Veneers have a long history of converting forest resources into value-added products. One question that is often asked about wood furniture is if it is made of real wood. You may have heard the answer, “Yes, we use real wood veneer,” but you still may be unsure what that means. There are several types of veneer and various misconceptions about which type is real wood, so we will clear some of those questions in this article.
First, let us start by understanding how real wood veneers are made.
Once a tree has been chosen and chopped down, it needs to be debarked. Debarking is achieved with a machine that scrapes all the bark off the wood carefully to not damage the core. After all the bark is removed, the whole log needs to be brought to a high consistent moisture level to soften the wood and prevent tearing during the slicing/peeling process. Soaking and steam treatment are common methods used to bring the wood up to the required level. Once steamed, the logs are cut down into the required length for peeling. If a 4×8 sheet is being made, it will typically be a little over 8 feet. The log is now ready for peeling.
The log is loaded into a veneer lathe for a Rotary Cut veneer, a large motorized machine that spins the log against a knife similar to a huge apple peeler. The lathe rotates the log taking off a thin slice continuously as it spins.
Other veneers will use a Quarter Cut, where the log into a veneer slicer similar to a huge deli-meat slicer. To produce thin slices, the log is run back and forth across the knife.
Both methods can produce the same quality and thickness of veneer sheets, but the grain pattern varies between the two. The quarter cut is used for its linear appearance and its tendency to contract and expand evenly with environmental changes.
Once sliced or peeled, the veneer is run through a dryer to ensure it dries flat and evenly. Once dried, the sheets are stacked into bundles. The bundles are then clipped to length and cut into consistent widths to prepare them for glue-up. Each trimmed sheet is sent through a gluing machine to bond them edge-to-edge to produce full 4×8 sheets.
There are two main versions of veneer sheets. The first is usually referred to as veneer or natural veneer. The second is often referred to as recon-veneer, laminated veneer, or eco-veneer, to name a few. This is where it can get tricky.
A natural veneer is the real deal. What they are listed as is what they are made of and are normally priced higher. A laminated or recon veneer is still real wood but often is not the type of wood listed. Reconstituted ebony is made to mimic real ebony but is not real ebony, leading people to feel misled. Recon veneers are usually made from a wood called Obeche, which is lightly colored, lightweight, and has a consistent grain pattern allowing it to be pressed, formed, and dyed to look like various woods. Recon can be a good choice because it is easily reproducible, consistent, and cheaper, but can lack its natural counterpart’s authenticity or character.
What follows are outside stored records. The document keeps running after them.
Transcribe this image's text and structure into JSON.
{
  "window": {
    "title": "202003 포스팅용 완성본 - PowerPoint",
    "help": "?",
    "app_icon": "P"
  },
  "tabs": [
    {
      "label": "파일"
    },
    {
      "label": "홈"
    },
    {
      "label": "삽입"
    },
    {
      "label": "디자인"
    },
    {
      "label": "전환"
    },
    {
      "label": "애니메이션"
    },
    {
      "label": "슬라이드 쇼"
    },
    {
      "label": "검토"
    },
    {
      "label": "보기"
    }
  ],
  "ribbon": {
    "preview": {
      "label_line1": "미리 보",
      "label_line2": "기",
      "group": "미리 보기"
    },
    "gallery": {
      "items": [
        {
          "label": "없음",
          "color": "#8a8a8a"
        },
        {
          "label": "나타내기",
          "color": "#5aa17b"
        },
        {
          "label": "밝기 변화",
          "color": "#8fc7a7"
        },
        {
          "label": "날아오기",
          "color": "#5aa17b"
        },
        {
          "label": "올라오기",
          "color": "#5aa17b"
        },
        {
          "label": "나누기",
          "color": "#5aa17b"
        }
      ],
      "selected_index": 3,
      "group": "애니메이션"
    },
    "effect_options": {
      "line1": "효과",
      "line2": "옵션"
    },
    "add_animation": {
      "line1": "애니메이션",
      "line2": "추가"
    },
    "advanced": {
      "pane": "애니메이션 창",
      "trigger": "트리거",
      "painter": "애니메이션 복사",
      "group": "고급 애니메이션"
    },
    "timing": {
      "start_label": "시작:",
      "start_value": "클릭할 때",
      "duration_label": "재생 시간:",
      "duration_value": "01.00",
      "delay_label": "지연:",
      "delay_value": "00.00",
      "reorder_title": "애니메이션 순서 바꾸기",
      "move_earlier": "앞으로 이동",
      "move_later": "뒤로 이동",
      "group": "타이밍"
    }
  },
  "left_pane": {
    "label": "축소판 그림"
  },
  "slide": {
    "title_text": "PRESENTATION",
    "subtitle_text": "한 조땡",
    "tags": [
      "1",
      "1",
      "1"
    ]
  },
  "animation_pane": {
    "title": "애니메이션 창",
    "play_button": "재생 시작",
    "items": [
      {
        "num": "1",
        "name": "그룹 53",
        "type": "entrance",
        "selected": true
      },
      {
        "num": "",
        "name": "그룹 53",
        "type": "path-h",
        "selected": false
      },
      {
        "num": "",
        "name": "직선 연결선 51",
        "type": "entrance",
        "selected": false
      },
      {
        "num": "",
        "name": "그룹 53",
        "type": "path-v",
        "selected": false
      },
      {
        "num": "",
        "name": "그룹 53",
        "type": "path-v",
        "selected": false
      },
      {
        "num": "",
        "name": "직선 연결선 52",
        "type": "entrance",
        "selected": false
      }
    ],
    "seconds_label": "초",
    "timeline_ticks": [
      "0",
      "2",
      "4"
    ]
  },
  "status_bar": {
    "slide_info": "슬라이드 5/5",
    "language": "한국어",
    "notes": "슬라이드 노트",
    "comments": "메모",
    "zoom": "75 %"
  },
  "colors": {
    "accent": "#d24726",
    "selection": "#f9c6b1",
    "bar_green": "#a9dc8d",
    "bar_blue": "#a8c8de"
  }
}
Now that you are more familiar with veneers’ terminology, you can better decide which type of wood furniture or edge banding is right for you, your home, or your project.